Last week marked something of a landmark birthday, as Murphy turned 30, marking the occasion with his partner Laura and their new baby girl Lilly - born on the day Ulster played Toulouse last December - at their home in Ballyhackamore, in East Belfast.

Hence, while he still has a few more years’ good rugby in him, who knows how many more opportunities like this there will be.

Murphy’s experience of being in Leinster’s winning culture must be of benefit in a week like this, although he tries to be selective in what he says.

“If I feel like there’s something I want to bring up, I certainly do. I’m not afraid to talk. Sometimes you might think of something in the past where we could have done better.

“Or something we’ve done well or those positive things, because this week is all about building confidence and positivity amongst the group and that’s something I try to do.

“The best way for me to lead is to do it by example, to try and train really well, be vigilant all week and get all the boxes ticked.

Key figures

“If there’s something to be said, I’m happy to say it. Nobody wants to hear the same voice all day long, so I try to pick my moments.”

Presuming Murphy, man of the match against the Saints, is restored alongside the in-form Nick Timoney and Sean Reidy, they will be key figures.

Leicester's South African backrower Jasper Wiese has beaten the most defenders (18) in this season's Challenge Cup and his compatriot Hanro Liebenberg is another of Leicester's go to carriers.

“We’ve seen a lot of clips of those boys and you’ve got to respect them enough to realise you can’t go chest on, you’ve got to take them on hips or knees and get good chop tackles in.

“We’ll have to have a lot of bounce about our game, energy around the corner, get off the line and make some impact tackles every time we get an opportunity.”

Whatever else happens tomorrow night, Murphy speaks of leaving everything on the pitch, as his wont, and that Ulster have no regrets. In this they can draw on the regrets from the back-to-back defeats in Pro14 final against Leinster and the Champions Cup quarter-final by Toulouse last September.

"In both those games, we didn't win the physicality battle and that's something Dan tries to instill in us, so does (forwards coach) Roddy Grant.

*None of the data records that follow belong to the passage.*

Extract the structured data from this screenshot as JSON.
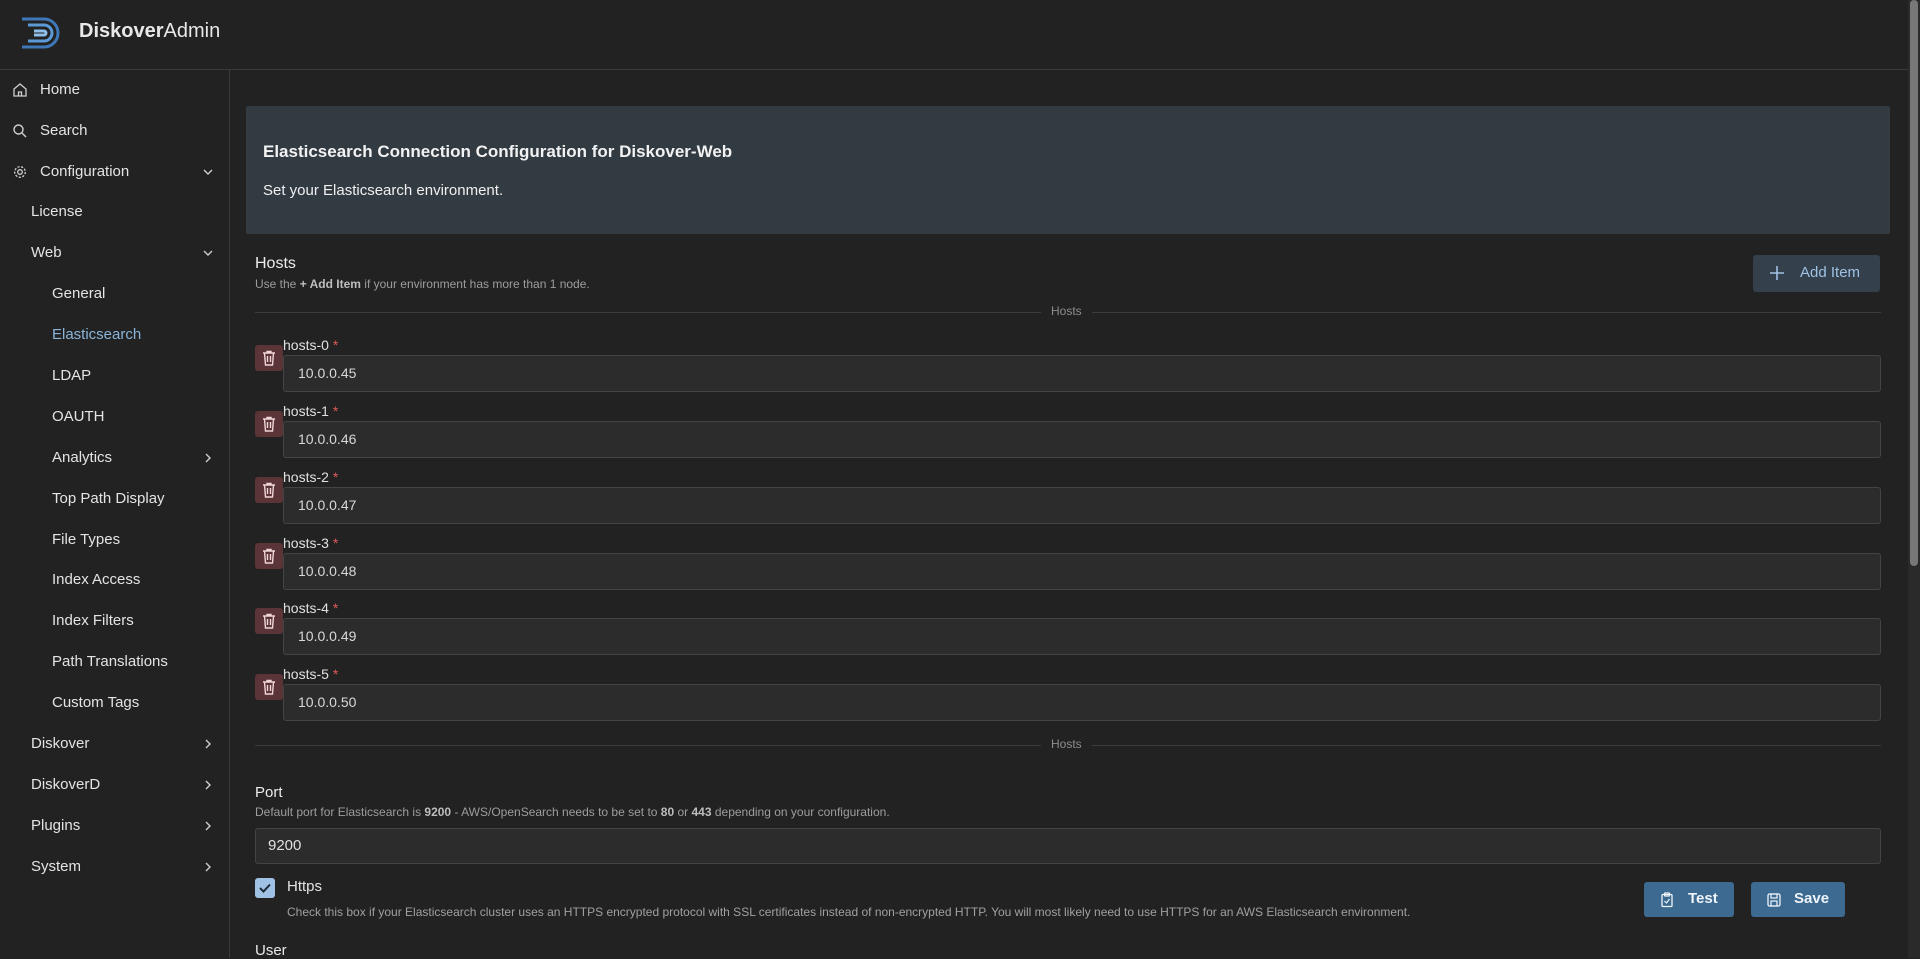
{
  "app": {
    "brand_bold": "Diskover",
    "brand_light": "Admin"
  },
  "sidebar": {
    "items": [
      {
        "label": "Home",
        "icon": "home-icon"
      },
      {
        "label": "Search",
        "icon": "search-icon"
      },
      {
        "label": "Configuration",
        "icon": "gear-icon"
      },
      {
        "label": "License"
      },
      {
        "label": "Web"
      },
      {
        "label": "General"
      },
      {
        "label": "Elasticsearch",
        "active": true
      },
      {
        "label": "LDAP"
      },
      {
        "label": "OAUTH"
      },
      {
        "label": "Analytics"
      },
      {
        "label": "Top Path Display"
      },
      {
        "label": "File Types"
      },
      {
        "label": "Index Access"
      },
      {
        "label": "Index Filters"
      },
      {
        "label": "Path Translations"
      },
      {
        "label": "Custom Tags"
      },
      {
        "label": "Diskover"
      },
      {
        "label": "DiskoverD"
      },
      {
        "label": "Plugins"
      },
      {
        "label": "System"
      }
    ]
  },
  "banner": {
    "title": "Elasticsearch Connection Configuration for Diskover-Web",
    "subtitle": "Set your Elasticsearch environment."
  },
  "hosts": {
    "title": "Hosts",
    "help_prefix": "Use the ",
    "help_bold": "+ Add Item",
    "help_suffix": " if your environment has more than 1 node.",
    "add_label": "Add Item",
    "divider_label": "Hosts",
    "required_mark": "*",
    "rows": [
      {
        "label": "hosts-0",
        "value": "10.0.0.45"
      },
      {
        "label": "hosts-1",
        "value": "10.0.0.46"
      },
      {
        "label": "hosts-2",
        "value": "10.0.0.47"
      },
      {
        "label": "hosts-3",
        "value": "10.0.0.48"
      },
      {
        "label": "hosts-4",
        "value": "10.0.0.49"
      },
      {
        "label": "hosts-5",
        "value": "10.0.0.50"
      }
    ]
  },
  "port": {
    "title": "Port",
    "help_a": "Default port for Elasticsearch is ",
    "help_b": "9200",
    "help_c": " - AWS/OpenSearch needs to be set to ",
    "help_d": "80",
    "help_e": " or ",
    "help_f": "443",
    "help_g": " depending on your configuration.",
    "value": "9200"
  },
  "https": {
    "label": "Https",
    "checked": true,
    "help": "Check this box if your Elasticsearch cluster uses an HTTPS encrypted protocol with SSL certificates instead of non-encrypted HTTP. You will most likely need to use HTTPS for an AWS Elasticsearch environment."
  },
  "actions": {
    "test_label": "Test",
    "save_label": "Save"
  },
  "user": {
    "label": "User"
  },
  "colors": {
    "accent": "#9fc2e4",
    "button": "#3c6a90",
    "danger": "#e05a5a",
    "banner": "#323a42"
  }
}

That's something we would pride ourselves on.

“In both those games, there was plenty where we looked at it and thought ‘that’s not us’ whether it be not working hard enough for each other, not connecting in the line, doing uncharacteristic things where people switch off and things like that.

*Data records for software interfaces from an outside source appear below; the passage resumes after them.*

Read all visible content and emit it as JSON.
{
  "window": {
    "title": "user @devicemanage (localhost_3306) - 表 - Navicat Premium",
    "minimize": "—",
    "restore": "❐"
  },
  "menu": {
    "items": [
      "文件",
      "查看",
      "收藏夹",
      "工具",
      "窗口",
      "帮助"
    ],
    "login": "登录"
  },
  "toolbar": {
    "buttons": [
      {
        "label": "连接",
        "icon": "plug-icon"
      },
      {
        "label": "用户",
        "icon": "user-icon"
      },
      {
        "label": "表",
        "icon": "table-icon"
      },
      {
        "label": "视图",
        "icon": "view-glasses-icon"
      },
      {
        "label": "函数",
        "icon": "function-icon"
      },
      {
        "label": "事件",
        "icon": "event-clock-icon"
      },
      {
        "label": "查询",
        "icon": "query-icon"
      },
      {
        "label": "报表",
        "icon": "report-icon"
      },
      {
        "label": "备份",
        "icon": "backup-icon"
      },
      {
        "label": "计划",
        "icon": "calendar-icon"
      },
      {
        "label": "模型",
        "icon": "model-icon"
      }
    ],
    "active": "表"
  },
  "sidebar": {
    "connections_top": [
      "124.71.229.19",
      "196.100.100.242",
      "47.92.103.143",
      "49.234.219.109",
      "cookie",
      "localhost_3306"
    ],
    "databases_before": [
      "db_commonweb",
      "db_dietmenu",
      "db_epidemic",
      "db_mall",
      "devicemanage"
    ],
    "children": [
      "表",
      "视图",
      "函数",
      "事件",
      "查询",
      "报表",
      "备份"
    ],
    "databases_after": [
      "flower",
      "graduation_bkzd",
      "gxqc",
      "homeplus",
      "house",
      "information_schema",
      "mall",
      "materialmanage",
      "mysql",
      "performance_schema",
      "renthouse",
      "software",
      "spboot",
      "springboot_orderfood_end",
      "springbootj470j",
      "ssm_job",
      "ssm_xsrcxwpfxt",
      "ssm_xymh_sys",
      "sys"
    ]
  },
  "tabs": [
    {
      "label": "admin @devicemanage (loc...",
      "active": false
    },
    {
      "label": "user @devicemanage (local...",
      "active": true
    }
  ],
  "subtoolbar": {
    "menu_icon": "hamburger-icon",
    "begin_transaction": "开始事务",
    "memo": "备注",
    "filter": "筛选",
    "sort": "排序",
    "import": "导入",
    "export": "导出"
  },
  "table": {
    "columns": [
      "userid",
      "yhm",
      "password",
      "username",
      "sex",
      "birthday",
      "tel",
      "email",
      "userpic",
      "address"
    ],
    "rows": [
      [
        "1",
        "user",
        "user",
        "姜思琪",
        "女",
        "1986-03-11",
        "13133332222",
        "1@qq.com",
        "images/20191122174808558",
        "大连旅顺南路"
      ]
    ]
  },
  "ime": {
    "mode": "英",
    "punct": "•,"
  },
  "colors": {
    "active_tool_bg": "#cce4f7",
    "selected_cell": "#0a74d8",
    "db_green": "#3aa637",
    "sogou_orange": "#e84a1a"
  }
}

“Look, we’ve got a good game plan this week - I’m not going to tell you what it is - but as long as we can try and stick to the task and everyone gives 110 percent, I think we can come away with something this weekend.”